Renowned woodturner Charles Farrar transforms found wood into thought-provoking pieces of art. According to his artist’s statement, his “fascination with the many properties of wood began when he was a child growing up in Southern Virginia.” He is “happiest when creating from found woods that feature irregular grain patterns, knots, burls or voids, such that the finished work provokes a different commentary.” Farrar’s “ecological sensibility” drives his use of found wood—he is unwilling to cut down a tree for the sake of his art.

Farrar pays homage to woodturning’s African (specifically, Egyptian) roots through evocative pieces that explore the African American experience, and he feels tied to his ancestors when he creates. His pieces range from vessels with “classical forms” and “finely finished surfaces” to pieces with “hand carved, textured or pigmented surfaces.” The artist recently contributed work to an exhibition at the Elder Gallery in Charlotte, “The Art of Struggle,” including African Honey Pot and Homage to Sharecroppers.

Since 1997, Farrar’s artwork has shown in major U.S. cities, including Albuquerque, Charlotte, St. Paul, Atlanta and New York, and his work has been on permanent loan with the State Department at the U.S. Embassy in Madagascar. His recent exhibit schedule includes the Mary Martin Gallery, Charleston, SC; Old Courthouse Galleries, Concord, NC; Whitespace Gallery, Winston-Salem, NC; The American Association of Woodturners National Exhibit, Albuquerque, NM; the Griggs Museum at NCSU School of Art and Design, Raleigh, NC; the Harvey B. Gantt Center for Art + Culture, Charlotte, NC; the Delta Fine Arts Center, Winston-Salem, NC; Charlotte Fine Art Gallery, Charlotte, NC; Wingate University Gallery, Wingate, NC.; and Cape Fear Studio Gallery, Fayetteville, NC.

Farrar’s work is in the permanent collection of the Danville Museum of Fine Art; the John and Vivian Hewitt Collection; the Studio Museum of Harlem; the Episcopal Diocese of Southern Virginia; Essence Magazine editor Susan Taylor; actress Debbie Allen; author and poet laureate Dr. Maya Angelou; Former US Solicitor General Walter Dellinger; The White House Collection; and the Archbishop of Canterbury. He is the recipient of the 2017 Gantt Center Spirit Award for Art Excellence.
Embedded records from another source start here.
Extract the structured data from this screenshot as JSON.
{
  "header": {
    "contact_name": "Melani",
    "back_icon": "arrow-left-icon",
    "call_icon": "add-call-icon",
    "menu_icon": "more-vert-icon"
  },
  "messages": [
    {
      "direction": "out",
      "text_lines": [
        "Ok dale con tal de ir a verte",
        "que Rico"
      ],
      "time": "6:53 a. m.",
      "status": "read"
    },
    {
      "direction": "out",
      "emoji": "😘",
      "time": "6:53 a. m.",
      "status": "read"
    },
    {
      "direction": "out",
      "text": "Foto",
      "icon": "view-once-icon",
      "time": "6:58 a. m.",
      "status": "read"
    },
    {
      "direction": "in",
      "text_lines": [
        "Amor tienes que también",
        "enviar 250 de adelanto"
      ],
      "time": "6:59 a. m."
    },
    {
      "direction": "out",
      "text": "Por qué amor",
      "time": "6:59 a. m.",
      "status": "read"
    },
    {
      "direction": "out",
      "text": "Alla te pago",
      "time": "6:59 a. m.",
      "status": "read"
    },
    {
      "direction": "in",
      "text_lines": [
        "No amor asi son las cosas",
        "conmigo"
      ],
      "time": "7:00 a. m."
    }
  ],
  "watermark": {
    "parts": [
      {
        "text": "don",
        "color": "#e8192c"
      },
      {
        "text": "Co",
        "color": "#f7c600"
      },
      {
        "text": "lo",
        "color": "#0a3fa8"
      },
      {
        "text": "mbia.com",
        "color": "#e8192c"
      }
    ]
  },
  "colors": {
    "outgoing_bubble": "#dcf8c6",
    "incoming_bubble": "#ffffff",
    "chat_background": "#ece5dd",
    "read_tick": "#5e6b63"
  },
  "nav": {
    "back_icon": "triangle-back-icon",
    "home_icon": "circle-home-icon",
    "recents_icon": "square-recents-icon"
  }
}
Farrar lives and creates in Concord, North Carolina. He holds degrees from Virginia State University; Lambeth Palace, London; and was a James Solomon Russell Scholar in Religious/Philosophical Studies at St. Paul’s College. He retired from the corporate world in North Carolina in 1995. The artist teaches at Arrowmont School of Arts and Crafts, Gatlinburg, TN, and the John C. Campbell Folk School, Brasstown, NC. He is a member of the Advisory Committee of the Mint Museum of Craft + Design, Charlotte, NC; Executive Committee of the Cabarrus Arts Council Board, Concord, NC; The American Association of Woodturners, the American Craft Council, and Charlotte Area Woodturners.

[Adapted from materials provided by the artist: Biography and Artist’s Statement (; Artist Information sheet; current exhibition materials, via Elder Gallery.]